DIRECTIONS:
Write out the whole listing below exactly, skipping each picture.
____
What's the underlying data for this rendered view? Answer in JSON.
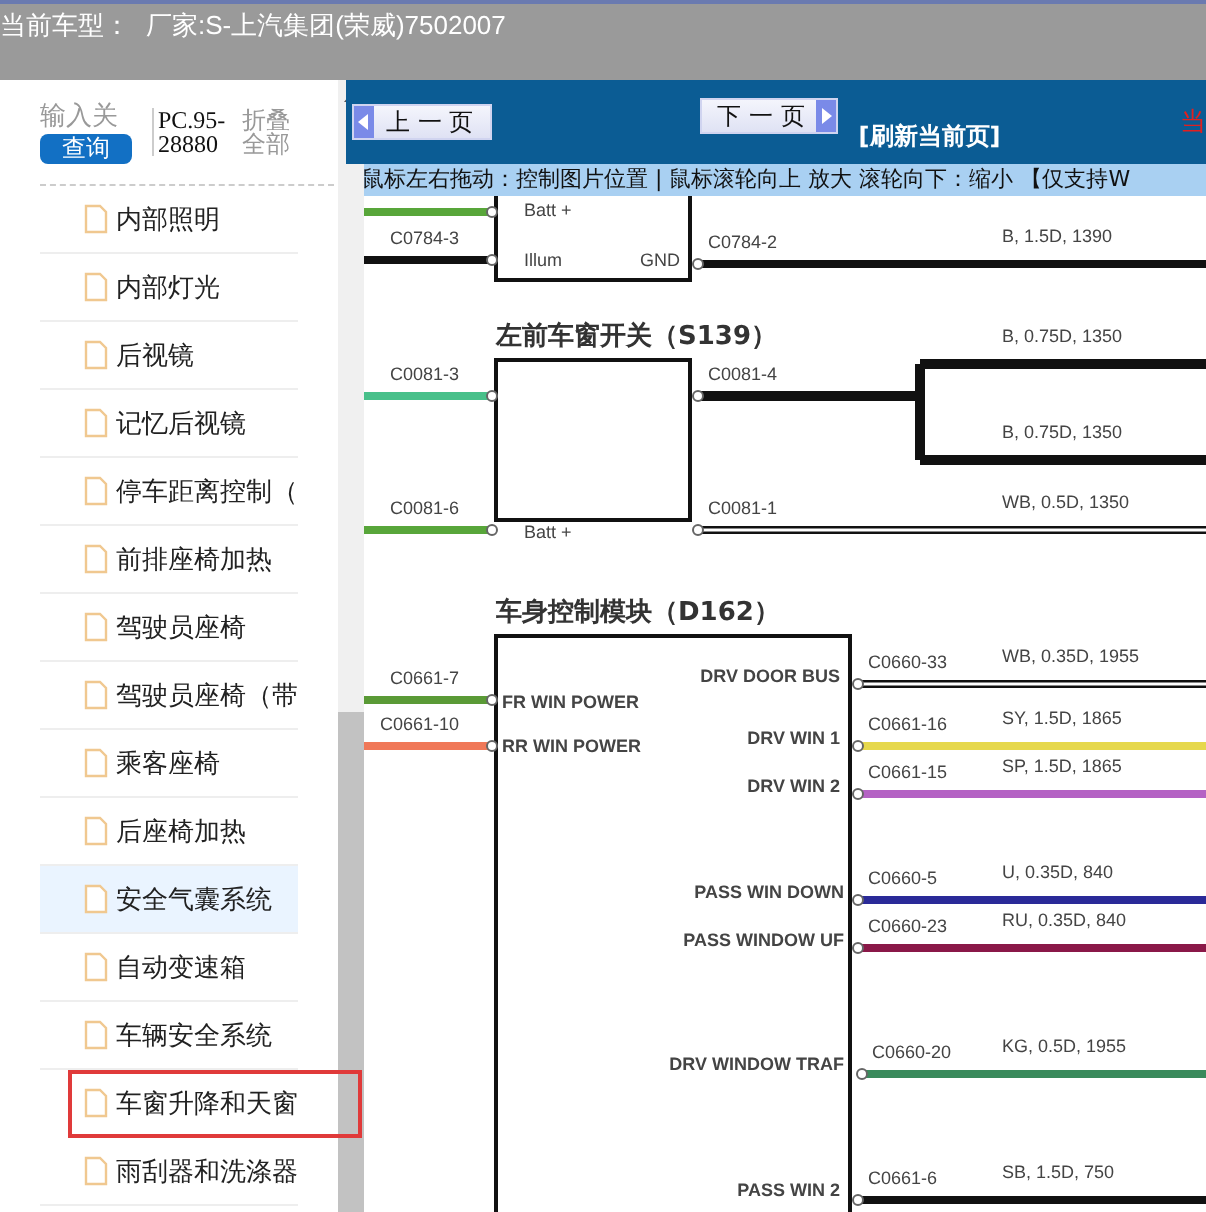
{
  "header": {
    "label": "当前车型：",
    "value": "厂家:S-上汽集团(荣威)7502007"
  },
  "sidebar": {
    "search": {
      "placeholder": "输入关"
    },
    "search_button": "查询",
    "code": "PC.95-28880",
    "collapse_link": "折叠全部",
    "items": [
      {
        "label": "内部照明",
        "selected": false,
        "hovered": false
      },
      {
        "label": "内部灯光",
        "selected": false,
        "hovered": false
      },
      {
        "label": "后视镜",
        "selected": false,
        "hovered": false
      },
      {
        "label": "记忆后视镜",
        "selected": false,
        "hovered": false
      },
      {
        "label": "停车距离控制（",
        "selected": false,
        "hovered": false
      },
      {
        "label": "前排座椅加热",
        "selected": false,
        "hovered": false
      },
      {
        "label": "驾驶员座椅",
        "selected": false,
        "hovered": false
      },
      {
        "label": "驾驶员座椅（带",
        "selected": false,
        "hovered": false
      },
      {
        "label": "乘客座椅",
        "selected": false,
        "hovered": false
      },
      {
        "label": "后座椅加热",
        "selected": false,
        "hovered": false
      },
      {
        "label": "安全气囊系统",
        "selected": false,
        "hovered": true
      },
      {
        "label": "自动变速箱",
        "selected": false,
        "hovered": false
      },
      {
        "label": "车辆安全系统",
        "selected": false,
        "hovered": false
      },
      {
        "label": "车窗升降和天窗",
        "selected": true,
        "hovered": false
      },
      {
        "label": "雨刮器和洗涤器",
        "selected": false,
        "hovered": false
      }
    ]
  },
  "toolbar": {
    "buttons": [
      {
        "label": "上 一 页",
        "kind": "prev"
      },
      {
        "label": "下 一 页",
        "kind": "next"
      }
    ],
    "refresh_link": "[刷新当前页]",
    "edge_text": "当"
  },
  "hint": "鼠标左右拖动：控制图片位置 | 鼠标滚轮向上 放大  滚轮向下：缩小 【仅支持W",
  "diagram": {
    "blocks": [
      {
        "pins": [
          "Batt +",
          "Illum",
          "GND"
        ]
      },
      {
        "title": "左前车窗开关（S139）",
        "pins": [
          "Batt +"
        ]
      },
      {
        "title": "车身控制模块（D162）",
        "pins": [
          "FR WIN POWER",
          "RR WIN POWER",
          "DRV DOOR BUS",
          "DRV WIN 1",
          "DRV WIN 2",
          "PASS WIN DOWN",
          "PASS WINDOW UF",
          "DRV WINDOW TRAF",
          "PASS WIN 2"
        ]
      }
    ],
    "left_wires": [
      {
        "kind": "single",
        "color": "#58a63a"
      },
      {
        "kind": "single",
        "connector": "C0784-3",
        "color": "#111111"
      },
      {
        "kind": "single",
        "connector": "C0081-3",
        "color": "#48c08a"
      },
      {
        "kind": "single",
        "connector": "C0081-6",
        "color": "#58a63a"
      },
      {
        "kind": "single",
        "connector": "C0661-7",
        "color": "#5a9a36"
      },
      {
        "kind": "single",
        "connector": "C0661-10",
        "color": "#f07858"
      }
    ],
    "right_wires": [
      {
        "kind": "single",
        "connector": "C0784-2",
        "specs": [
          "B, 1.5D, 1390"
        ],
        "color": "#111111"
      },
      {
        "kind": "branch",
        "connector": "C0081-4",
        "specs": [
          "B, 0.75D, 1350",
          "B, 0.75D, 1350"
        ],
        "color": "#111111"
      },
      {
        "kind": "double",
        "connector": "C0081-1",
        "specs": [
          "WB, 0.5D, 1350"
        ],
        "color": "#111111"
      },
      {
        "kind": "double",
        "connector": "C0660-33",
        "specs": [
          "WB, 0.35D, 1955"
        ],
        "color": "#111111"
      },
      {
        "kind": "single",
        "connector": "C0661-16",
        "specs": [
          "SY, 1.5D, 1865"
        ],
        "color": "#e6d84c"
      },
      {
        "kind": "single",
        "connector": "C0661-15",
        "specs": [
          "SP, 1.5D, 1865"
        ],
        "color": "#b462c4"
      },
      {
        "kind": "single",
        "connector": "C0660-5",
        "specs": [
          "U, 0.35D, 840"
        ],
        "color": "#2a2a98"
      },
      {
        "kind": "single",
        "connector": "C0660-23",
        "specs": [
          "RU, 0.35D, 840"
        ],
        "color": "#8a1848"
      },
      {
        "kind": "single",
        "connector": "C0660-20",
        "specs": [
          "KG, 0.5D, 1955"
        ],
        "color": "#3a8a5c"
      },
      {
        "kind": "single",
        "connector": "C0661-6",
        "specs": [
          "SB, 1.5D, 750"
        ],
        "color": "#111111"
      }
    ]
  }
}
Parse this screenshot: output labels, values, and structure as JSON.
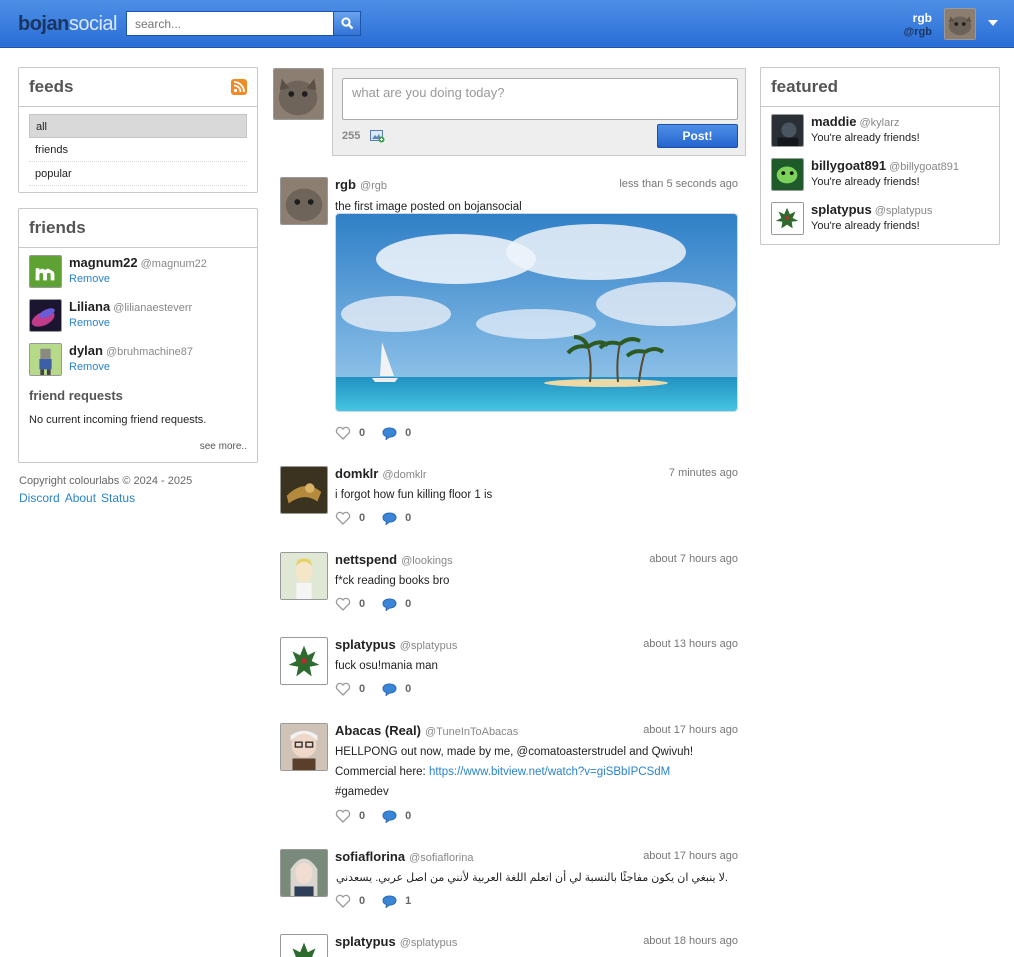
{
  "header": {
    "logo_part1": "bojan",
    "logo_part2": "social",
    "search_placeholder": "search...",
    "user_name": "rgb",
    "user_handle": "@rgb"
  },
  "feeds": {
    "title": "feeds",
    "items": [
      {
        "label": "all",
        "active": true
      },
      {
        "label": "friends",
        "active": false
      },
      {
        "label": "popular",
        "active": false
      }
    ]
  },
  "friends": {
    "title": "friends",
    "list": [
      {
        "name": "magnum22",
        "handle": "@magnum22",
        "action": "Remove"
      },
      {
        "name": "Liliana",
        "handle": "@lilianaesteverr",
        "action": "Remove"
      },
      {
        "name": "dylan",
        "handle": "@bruhmachine87",
        "action": "Remove"
      }
    ],
    "requests_title": "friend requests",
    "requests_text": "No current incoming friend requests.",
    "see_more": "see more.."
  },
  "footer": {
    "copyright": "Copyright colourlabs © 2024 - 2025",
    "links": [
      "Discord",
      "About",
      "Status"
    ]
  },
  "composer": {
    "placeholder": "what are you doing today?",
    "counter": "255",
    "post_label": "Post!"
  },
  "posts": [
    {
      "name": "rgb",
      "handle": "@rgb",
      "time": "less than 5 seconds ago",
      "text": "the first image posted on bojansocial",
      "likes": "0",
      "comments": "0"
    },
    {
      "name": "domklr",
      "handle": "@domklr",
      "time": "7 minutes ago",
      "text": "i forgot how fun killing floor 1 is",
      "likes": "0",
      "comments": "0"
    },
    {
      "name": "nettspend",
      "handle": "@lookings",
      "time": "about 7 hours ago",
      "text": "f*ck reading books bro",
      "likes": "0",
      "comments": "0"
    },
    {
      "name": "splatypus",
      "handle": "@splatypus",
      "time": "about 13 hours ago",
      "text": "fuck osu!mania man",
      "likes": "0",
      "comments": "0"
    },
    {
      "name": "Abacas (Real)",
      "handle": "@TuneInToAbacas",
      "time": "about 17 hours ago",
      "text_line1": "HELLPONG out now, made by me, @comatoasterstrudel and Qwivuh!",
      "text_line2_prefix": "Commercial here: ",
      "text_link": "https://www.bitview.net/watch?v=giSBbIPCSdM",
      "text_line3": "#gamedev",
      "likes": "0",
      "comments": "0"
    },
    {
      "name": "sofiaflorina",
      "handle": "@sofiaflorina",
      "time": "about 17 hours ago",
      "text": ".لا ينبغي ان يكون مفاجئًا بالنسبة لي أن اتعلم اللغة العربية لأنني من اصل عربي. يسعدني أن أعرف ذلك",
      "likes": "0",
      "comments": "1"
    },
    {
      "name": "splatypus",
      "handle": "@splatypus",
      "time": "about 18 hours ago"
    }
  ],
  "featured": {
    "title": "featured",
    "list": [
      {
        "name": "maddie",
        "handle": "@kylarz",
        "status": "You're already friends!"
      },
      {
        "name": "billygoat891",
        "handle": "@billygoat891",
        "status": "You're already friends!"
      },
      {
        "name": "splatypus",
        "handle": "@splatypus",
        "status": "You're already friends!"
      }
    ]
  },
  "colors": {
    "brand": "#2a6ed6",
    "link": "#2a84cc",
    "rss": "#f08a24"
  }
}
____
EXERCISE RESULT:
What's the underlying data for this rendered view? Answer in JSON.
{
  "header": {
    "label": "当前车型：",
    "value": "厂家:S-上汽集团(荣威)7502007"
  },
  "sidebar": {
    "search": {
      "placeholder": "输入关"
    },
    "search_button": "查询",
    "code": "PC.95-28880",
    "collapse_link": "折叠全部",
    "items": [
      {
        "label": "内部照明",
        "selected": false,
        "hovered": false
      },
      {
        "label": "内部灯光",
        "selected": false,
        "hovered": false
      },
      {
        "label": "后视镜",
        "selected": false,
        "hovered": false
      },
      {
        "label": "记忆后视镜",
        "selected": false,
        "hovered": false
      },
      {
        "label": "停车距离控制（",
        "selected": false,
        "hovered": false
      },
      {
        "label": "前排座椅加热",
        "selected": false,
        "hovered": false
      },
      {
        "label": "驾驶员座椅",
        "selected": false,
        "hovered": false
      },
      {
        "label": "驾驶员座椅（带",
        "selected": false,
        "hovered": false
      },
      {
        "label": "乘客座椅",
        "selected": false,
        "hovered": false
      },
      {
        "label": "后座椅加热",
        "selected": false,
        "hovered": false
      },
      {
        "label": "安全气囊系统",
        "selected": false,
        "hovered": true
      },
      {
        "label": "自动变速箱",
        "selected": false,
        "hovered": false
      },
      {
        "label": "车辆安全系统",
        "selected": false,
        "hovered": false
      },
      {
        "label": "车窗升降和天窗",
        "selected": true,
        "hovered": false
      },
      {
        "label": "雨刮器和洗涤器",
        "selected": false,
        "hovered": false
      }
    ]
  },
  "toolbar": {
    "buttons": [
      {
        "label": "上 一 页",
        "kind": "prev"
      },
      {
        "label": "下 一 页",
        "kind": "next"
      }
    ],
    "refresh_link": "[刷新当前页]",
    "edge_text": "当"
  },
  "hint": "鼠标左右拖动：控制图片位置 | 鼠标滚轮向上 放大  滚轮向下：缩小 【仅支持W",
  "diagram": {
    "blocks": [
      {
        "pins": [
          "Batt +",
          "Illum",
          "GND"
        ]
      },
      {
        "title": "左前车窗开关（S139）",
        "pins": [
          "Batt +"
        ]
      },
      {
        "title": "车身控制模块（D162）",
        "pins": [
          "FR WIN POWER",
          "RR WIN POWER",
          "DRV DOOR BUS",
          "DRV WIN 1",
          "DRV WIN 2",
          "PASS WIN DOWN",
          "PASS WINDOW UF",
          "DRV WINDOW TRAF",
          "PASS WIN 2"
        ]
      }
    ],
    "left_wires": [
      {
        "kind": "single",
        "color": "#58a63a"
      },
      {
        "kind": "single",
        "connector": "C0784-3",
        "color": "#111111"
      },
      {
        "kind": "single",
        "connector": "C0081-3",
        "color": "#48c08a"
      },
      {
        "kind": "single",
        "connector": "C0081-6",
        "color": "#58a63a"
      },
      {
        "kind": "single",
        "connector": "C0661-7",
        "color": "#5a9a36"
      },
      {
        "kind": "single",
        "connector": "C0661-10",
        "color": "#f07858"
      }
    ],
    "right_wires": [
      {
        "kind": "single",
        "connector": "C0784-2",
        "specs": [
          "B, 1.5D, 1390"
        ],
        "color": "#111111"
      },
      {
        "kind": "branch",
        "connector": "C0081-4",
        "specs": [
          "B, 0.75D, 1350",
          "B, 0.75D, 1350"
        ],
        "color": "#111111"
      },
      {
        "kind": "double",
        "connector": "C0081-1",
        "specs": [
          "WB, 0.5D, 1350"
        ],
        "color": "#111111"
      },
      {
        "kind": "double",
        "connector": "C0660-33",
        "specs": [
          "WB, 0.35D, 1955"
        ],
        "color": "#111111"
      },
      {
        "kind": "single",
        "connector": "C0661-16",
        "specs": [
          "SY, 1.5D, 1865"
        ],
        "color": "#e6d84c"
      },
      {
        "kind": "single",
        "connector": "C0661-15",
        "specs": [
          "SP, 1.5D, 1865"
        ],
        "color": "#b462c4"
      },
      {
        "kind": "single",
        "connector": "C0660-5",
        "specs": [
          "U, 0.35D, 840"
        ],
        "color": "#2a2a98"
      },
      {
        "kind": "single",
        "connector": "C0660-23",
        "specs": [
          "RU, 0.35D, 840"
        ],
        "color": "#8a1848"
      },
      {
        "kind": "single",
        "connector": "C0660-20",
        "specs": [
          "KG, 0.5D, 1955"
        ],
        "color": "#3a8a5c"
      },
      {
        "kind": "single",
        "connector": "C0661-6",
        "specs": [
          "SB, 1.5D, 750"
        ],
        "color": "#111111"
      }
    ]
  }
}
Parse this screenshot: output labels, values, and structure as JSON.
{
  "header": {
    "logo_part1": "bojan",
    "logo_part2": "social",
    "search_placeholder": "search...",
    "user_name": "rgb",
    "user_handle": "@rgb"
  },
  "feeds": {
    "title": "feeds",
    "items": [
      {
        "label": "all",
        "active": true
      },
      {
        "label": "friends",
        "active": false
      },
      {
        "label": "popular",
        "active": false
      }
    ]
  },
  "friends": {
    "title": "friends",
    "list": [
      {
        "name": "magnum22",
        "handle": "@magnum22",
        "action": "Remove"
      },
      {
        "name": "Liliana",
        "handle": "@lilianaesteverr",
        "action": "Remove"
      },
      {
        "name": "dylan",
        "handle": "@bruhmachine87",
        "action": "Remove"
      }
    ],
    "requests_title": "friend requests",
    "requests_text": "No current incoming friend requests.",
    "see_more": "see more.."
  },
  "footer": {
    "copyright": "Copyright colourlabs © 2024 - 2025",
    "links": [
      "Discord",
      "About",
      "Status"
    ]
  },
  "composer": {
    "placeholder": "what are you doing today?",
    "counter": "255",
    "post_label": "Post!"
  },
  "posts": [
    {
      "name": "rgb",
      "handle": "@rgb",
      "time": "less than 5 seconds ago",
      "text": "the first image posted on bojansocial",
      "likes": "0",
      "comments": "0"
    },
    {
      "name": "domklr",
      "handle": "@domklr",
      "time": "7 minutes ago",
      "text": "i forgot how fun killing floor 1 is",
      "likes": "0",
      "comments": "0"
    },
    {
      "name": "nettspend",
      "handle": "@lookings",
      "time": "about 7 hours ago",
      "text": "f*ck reading books bro",
      "likes": "0",
      "comments": "0"
    },
    {
      "name": "splatypus",
      "handle": "@splatypus",
      "time": "about 13 hours ago",
      "text": "fuck osu!mania man",
      "likes": "0",
      "comments": "0"
    },
    {
      "name": "Abacas (Real)",
      "handle": "@TuneInToAbacas",
      "time": "about 17 hours ago",
      "text_line1": "HELLPONG out now, made by me, @comatoasterstrudel and Qwivuh!",
      "text_line2_prefix": "Commercial here: ",
      "text_link": "https://www.bitview.net/watch?v=giSBbIPCSdM",
      "text_line3": "#gamedev",
      "likes": "0",
      "comments": "0"
    },
    {
      "name": "sofiaflorina",
      "handle": "@sofiaflorina",
      "time": "about 17 hours ago",
      "text": ".لا ينبغي ان يكون مفاجئًا بالنسبة لي أن اتعلم اللغة العربية لأنني من اصل عربي. يسعدني أن أعرف ذلك",
      "likes": "0",
      "comments": "1"
    },
    {
      "name": "splatypus",
      "handle": "@splatypus",
      "time": "about 18 hours ago"
    }
  ],
  "featured": {
    "title": "featured",
    "list": [
      {
        "name": "maddie",
        "handle": "@kylarz",
        "status": "You're already friends!"
      },
      {
        "name": "billygoat891",
        "handle": "@billygoat891",
        "status": "You're already friends!"
      },
      {
        "name": "splatypus",
        "handle": "@splatypus",
        "status": "You're already friends!"
      }
    ]
  },
  "colors": {
    "brand": "#2a6ed6",
    "link": "#2a84cc",
    "rss": "#f08a24"
  }
}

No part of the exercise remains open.